Andrew Jones, from Conneticut, first became unwell in 2012 after struggling to breathe during a run.
He was horrified when two years later he started to cough up blood and developed a high fever.
Doctors diagnosed the Andrew Jones, at 26 years-old with cardiomyopathy, a congenital heart muscle illness, and he quickly became too weak to stand, move, or dress himself.
A few months later, doctors told him that if he didn’t have a transplant right now, he would die.
He was implanted with a pacemaker and an artificial heart because no organs were available, which he now carries around in a bag on his back.
Despite his near-death experience, he has returned to the gym and admitted that he cries after workouts because he is so grateful to be alive.
Iron man was never real, until Andrew Jones came along. His heart runs on electricity, stored in the form of a battery, in place of a beating heart.
He is waiting for a donor for a new heart made of bone and flesh, but in the meantime he is powered by chemical reactions in a battery, most likely caused by the accumulation of electrons within it.

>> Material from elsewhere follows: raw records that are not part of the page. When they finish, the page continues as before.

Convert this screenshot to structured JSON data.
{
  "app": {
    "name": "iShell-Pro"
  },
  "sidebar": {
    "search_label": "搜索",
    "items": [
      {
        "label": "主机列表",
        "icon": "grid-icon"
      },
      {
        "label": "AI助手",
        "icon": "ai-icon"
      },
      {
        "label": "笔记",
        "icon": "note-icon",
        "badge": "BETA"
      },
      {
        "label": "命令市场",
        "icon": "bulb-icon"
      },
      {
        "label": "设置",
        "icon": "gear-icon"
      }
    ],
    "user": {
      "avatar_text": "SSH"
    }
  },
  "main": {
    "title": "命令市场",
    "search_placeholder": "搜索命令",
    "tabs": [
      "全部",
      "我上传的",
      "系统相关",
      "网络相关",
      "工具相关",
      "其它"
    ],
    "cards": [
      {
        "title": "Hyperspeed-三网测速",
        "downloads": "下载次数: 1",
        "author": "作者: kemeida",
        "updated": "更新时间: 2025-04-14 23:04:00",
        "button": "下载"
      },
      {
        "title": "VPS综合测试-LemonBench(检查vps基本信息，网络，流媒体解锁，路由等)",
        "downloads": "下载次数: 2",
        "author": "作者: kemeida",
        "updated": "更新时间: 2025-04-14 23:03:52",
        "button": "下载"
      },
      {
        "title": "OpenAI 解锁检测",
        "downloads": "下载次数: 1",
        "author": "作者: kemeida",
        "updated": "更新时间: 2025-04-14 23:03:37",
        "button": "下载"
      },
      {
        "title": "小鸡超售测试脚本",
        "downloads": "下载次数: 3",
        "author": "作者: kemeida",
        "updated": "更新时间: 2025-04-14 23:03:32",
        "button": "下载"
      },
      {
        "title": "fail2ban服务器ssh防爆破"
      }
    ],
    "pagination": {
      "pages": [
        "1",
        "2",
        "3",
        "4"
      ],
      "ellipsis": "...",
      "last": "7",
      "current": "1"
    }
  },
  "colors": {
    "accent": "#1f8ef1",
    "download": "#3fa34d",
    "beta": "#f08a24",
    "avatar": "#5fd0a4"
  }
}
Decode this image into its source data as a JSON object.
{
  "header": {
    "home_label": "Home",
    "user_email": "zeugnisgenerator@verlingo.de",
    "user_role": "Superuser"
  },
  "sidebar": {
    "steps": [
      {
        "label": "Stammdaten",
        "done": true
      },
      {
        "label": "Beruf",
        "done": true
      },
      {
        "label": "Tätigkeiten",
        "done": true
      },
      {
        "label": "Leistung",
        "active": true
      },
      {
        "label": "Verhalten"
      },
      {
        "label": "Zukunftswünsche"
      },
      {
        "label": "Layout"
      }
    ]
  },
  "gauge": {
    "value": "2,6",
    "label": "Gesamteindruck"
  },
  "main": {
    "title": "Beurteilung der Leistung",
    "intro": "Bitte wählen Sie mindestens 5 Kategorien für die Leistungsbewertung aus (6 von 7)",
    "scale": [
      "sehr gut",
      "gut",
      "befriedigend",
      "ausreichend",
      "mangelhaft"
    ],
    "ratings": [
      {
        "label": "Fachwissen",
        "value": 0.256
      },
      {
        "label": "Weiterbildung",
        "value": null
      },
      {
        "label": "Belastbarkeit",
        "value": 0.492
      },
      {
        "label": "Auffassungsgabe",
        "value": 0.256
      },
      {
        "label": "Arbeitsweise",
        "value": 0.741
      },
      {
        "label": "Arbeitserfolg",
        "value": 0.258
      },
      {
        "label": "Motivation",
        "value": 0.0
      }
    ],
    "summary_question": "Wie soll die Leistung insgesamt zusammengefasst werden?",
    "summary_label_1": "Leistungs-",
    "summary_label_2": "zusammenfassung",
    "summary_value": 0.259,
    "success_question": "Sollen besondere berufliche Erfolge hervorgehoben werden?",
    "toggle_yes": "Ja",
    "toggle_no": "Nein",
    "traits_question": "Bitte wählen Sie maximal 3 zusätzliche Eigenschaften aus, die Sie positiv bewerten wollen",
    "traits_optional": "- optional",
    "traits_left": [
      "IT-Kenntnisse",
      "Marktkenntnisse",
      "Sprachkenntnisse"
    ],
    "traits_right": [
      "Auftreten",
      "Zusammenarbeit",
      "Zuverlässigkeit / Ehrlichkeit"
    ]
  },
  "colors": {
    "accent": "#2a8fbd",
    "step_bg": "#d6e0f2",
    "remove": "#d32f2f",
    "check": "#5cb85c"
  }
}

To be more specific, it is known as an electrochemical reaction, which was discovered in 1799 by Italian physicist Count Alessandro Volta when he created a simple battery out of metal plates and paper.
Iteration after iteration, the battery began to power everything around us; now it mimics a beating heart; perhaps one day it will power our emotions as well.
He’s like a silent monster of an electric vehicle, like a Porsche or BMW. He’s so quiet, he doesn’t even have a pulse.
When he plugs in his phone at night, he also plugs in the batteries in his heart, which need to be charged as well.
Imagine waking up and your heart is out of battery? No good. So he makes sure he always has a spare just in case.
‘It’s something I would never want to wish upon my worst enemy,’ Mr Andrew Jones said, recalling his own experience with heart failure.
‘You can’t think, you can’t breathe, you can’t eat, and you can’t sleep. ‘Living with this disease put me in a pattern of depression and physical pain,’ he continued.
I had to take a break from work because I couldn’t stand for more than 10 minutes.’
I dreaded going to the kitchen because it meant climbing and descending my stairs.
‘I couldn’t even get dressed without panting and gasping for air – my life was falling apart and I just wanted relief.’
As hard as the process has been for him he has realized that at least for now this is his reality and he will make the best of it.